Those of us serving in ministry can find it even harder to embrace rest because we think, “if I don’t do it, who will?” No matter what your profession, or how you spend your days, people were not created to go, go, go. We need intentional rest. Planned rest. Rest that is not dependent on whether we have achieved a certain level of productivity thus making us qualify for rest. Rest isn’t earned by how much we do. It’s meant to be a regular part of our daily rhythms. We are designed for rest. When we refuse rest, we sin against God who created us to rest (Exodus 20:8).
For Christians, we believe that God is the Creator of rest (Genesis 2:1-2). God created a day just for rest. This Sabbath day is a time for us to stop working and reflect on our productivity of the week. It allows us to delight in the fruit of our labors and see God’s hand in it all. In his book, The Ruthless Elimination of Hurry, John Mark Comer writes,
“Because the Sabbath isn’t just a twenty-four-hour time slot in your weekly schedule; it’s a spirit of restfulness that goes with you throughout your week. A way of living with “ease, gratitude, appreciation, peace and prayer. A way of working from rest, not for rest, with nothing to prove. A way of bearing fruit from abiding, not ambition” (172).
A Sabbath day for rest also shows us that we were created with limitations and that those limitations serve as a protection from self-reliance and burn out. Limitations are a good thing. Our Creator God modeled rest for us in the beginning and desires this for His creation as well. A Sabbath also tells us that God created us for more than work, although works are part of His plan for us (Ephesians 2:10). It is also a day of worship to our God, a day set apart for Him to be kept holy (Exodus 20:8). When we see rest as “unproductive” or not necessary, we fail to view the God-created, God-commanded concept of rest with spiritual eyes. Rest is productivity for your whole being.
Another purpose of rest is to show us that our value is not in our output and productivity. We have value because we are created in God’s image. Rest is not a reward. With God, we do not have to earn our worth. Our worth comes from Him. As Christians we need to see ourselves rightly to counter the world’s message of doing more to be worthy of rest (Matthew 6:26; 10:31; 12:12; John 3:16). We are in the Beloved and there is no amount of productivity or lack thereof, that can diminish our worth and eligibility for rest. You are also not useless because you are resting. Choosing rest and Sabbath-keeping causes me to live the other six days of the week differently in preparation for the Sabbath (Brueggman qtd in Comer, 2019). It frees me from the burden of constant work.
There is another type of rest that is not just from labor but spiritual rest.
Our souls find rest in God when we experience communion with Him. This comes from a growing relationship with God in which we experience refreshment from time in His Word, with other believers, in prayer, worship and service. Spiritual rest can also occur amidst hardships. Our suffering is the opportunity to invite God into our suffering. It’s not that He isn’t there, but have we invited Him into our suffering journey, or we have allowed distance to come between us because we do not like what is happening.

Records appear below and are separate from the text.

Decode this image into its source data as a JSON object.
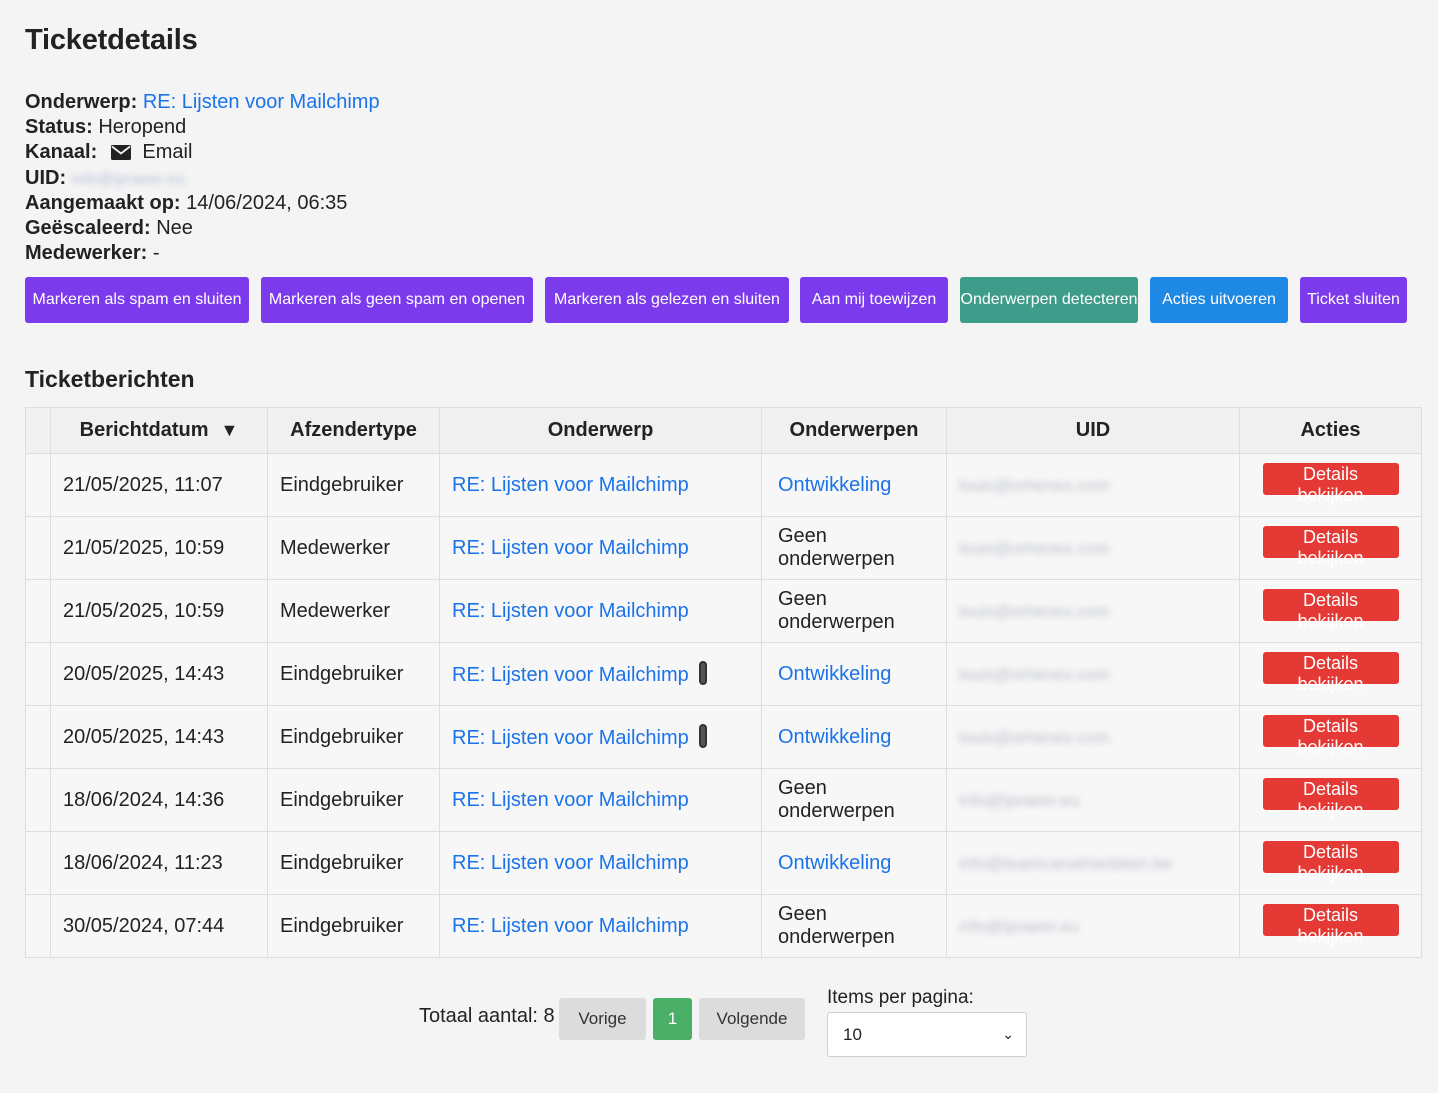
{
  "page": {
    "title": "Ticketdetails",
    "details": {
      "subject_label": "Onderwerp:",
      "subject_value": "RE: Lijsten voor Mailchimp",
      "status_label": "Status:",
      "status_value": "Heropend",
      "channel_label": "Kanaal:",
      "channel_icon": "envelope-icon",
      "channel_value": "Email",
      "uid_label": "UID:",
      "uid_value": "info@ipraeer.eu",
      "created_label": "Aangemaakt op:",
      "created_value": "14/06/2024, 06:35",
      "escalated_label": "Geëscaleerd:",
      "escalated_value": "Nee",
      "agent_label": "Medewerker:",
      "agent_value": "-"
    },
    "actions": {
      "spam_close": "Markeren als spam en sluiten",
      "not_spam_open": "Markeren als geen spam en openen",
      "read_close": "Markeren als gelezen en sluiten",
      "assign_me": "Aan mij toewijzen",
      "detect_topics": "Onderwerpen detecteren",
      "run_actions": "Acties uitvoeren",
      "close_ticket": "Ticket sluiten"
    },
    "colors": {
      "purple": "#7c3aed",
      "teal": "#3d9c8a",
      "blue": "#1e88e5",
      "red": "#e53935",
      "link": "#1a73e8",
      "green": "#4caf68"
    },
    "messages_title": "Ticketberichten",
    "table": {
      "headers": {
        "date": "Berichtdatum",
        "sort_icon": "▼",
        "sender_type": "Afzendertype",
        "subject": "Onderwerp",
        "topics": "Onderwerpen",
        "uid": "UID",
        "actions": "Acties"
      },
      "rows": [
        {
          "date": "21/05/2025, 11:07",
          "sender": "Eindgebruiker",
          "subject": "RE: Lijsten voor Mailchimp",
          "attachment": false,
          "topics": "Ontwikkeling",
          "topics_link": true,
          "uid": "louis@orhenex.com",
          "action": "Details bekijken"
        },
        {
          "date": "21/05/2025, 10:59",
          "sender": "Medewerker",
          "subject": "RE: Lijsten voor Mailchimp",
          "attachment": false,
          "topics": "Geen onderwerpen",
          "topics_link": false,
          "uid": "louis@orhenex.com",
          "action": "Details bekijken"
        },
        {
          "date": "21/05/2025, 10:59",
          "sender": "Medewerker",
          "subject": "RE: Lijsten voor Mailchimp",
          "attachment": false,
          "topics": "Geen onderwerpen",
          "topics_link": false,
          "uid": "louis@orhenex.com",
          "action": "Details bekijken"
        },
        {
          "date": "20/05/2025, 14:43",
          "sender": "Eindgebruiker",
          "subject": "RE: Lijsten voor Mailchimp",
          "attachment": true,
          "topics": "Ontwikkeling",
          "topics_link": true,
          "uid": "louis@orhenex.com",
          "action": "Details bekijken"
        },
        {
          "date": "20/05/2025, 14:43",
          "sender": "Eindgebruiker",
          "subject": "RE: Lijsten voor Mailchimp",
          "attachment": true,
          "topics": "Ontwikkeling",
          "topics_link": true,
          "uid": "louis@orhenex.com",
          "action": "Details bekijken"
        },
        {
          "date": "18/06/2024, 14:36",
          "sender": "Eindgebruiker",
          "subject": "RE: Lijsten voor Mailchimp",
          "attachment": false,
          "topics": "Geen onderwerpen",
          "topics_link": false,
          "uid": "info@ipraeer.eu",
          "action": "Details bekijken"
        },
        {
          "date": "18/06/2024, 11:23",
          "sender": "Eindgebruiker",
          "subject": "RE: Lijsten voor Mailchimp",
          "attachment": false,
          "topics": "Ontwikkeling",
          "topics_link": true,
          "uid": "info@teamcanalmedaten.be",
          "action": "Details bekijken"
        },
        {
          "date": "30/05/2024, 07:44",
          "sender": "Eindgebruiker",
          "subject": "RE: Lijsten voor Mailchimp",
          "attachment": false,
          "topics": "Geen onderwerpen",
          "topics_link": false,
          "uid": "info@ipraeer.eu",
          "action": "Details bekijken"
        }
      ]
    },
    "pagination": {
      "total_label": "Totaal aantal: 8",
      "prev": "Vorige",
      "current": "1",
      "next": "Volgende",
      "per_page_label": "Items per pagina:",
      "per_page_value": "10"
    }
  }
}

Christ says, “Come to me all who are weak and heavy laden, and I will give you rest.” Jesus too was a man of sorrows and acquainted with grief. This rest doesn’t necessarily mean a change of circumstance or difficulty but of soul rest. Soul rest is trusting God not just when life is easy, but when it’s hard and we can’t see or understand what is going on but by His Holy Spirit are able to trust Him with our unknowns and “not yets.” Soul rest is the peace that passes all understanding because we know that in all things God is working for the good of those who love Him (Philippians 4:6; Romans 8:28). This soul rest is the fruit of a growing relationship with God; it is supernatural. Rest is soul care.
So where do you tend to lean when it comes to rest?
Is it something you will get to? Do you feel like you must earn rest? Or are you able to yield yourself to your Creator and His design for you to have regular rest each week to bask in Him and the labors of the week? How are you being challenged to grow in soul care through rest in 2023?
Questions for reflection for Sabbath keeping:
- What work are you most proud of this week?
- What work did not go as well as you had hoped this week?
- How did you see God’s hand in your work this week?
- What work did you most enjoy this week?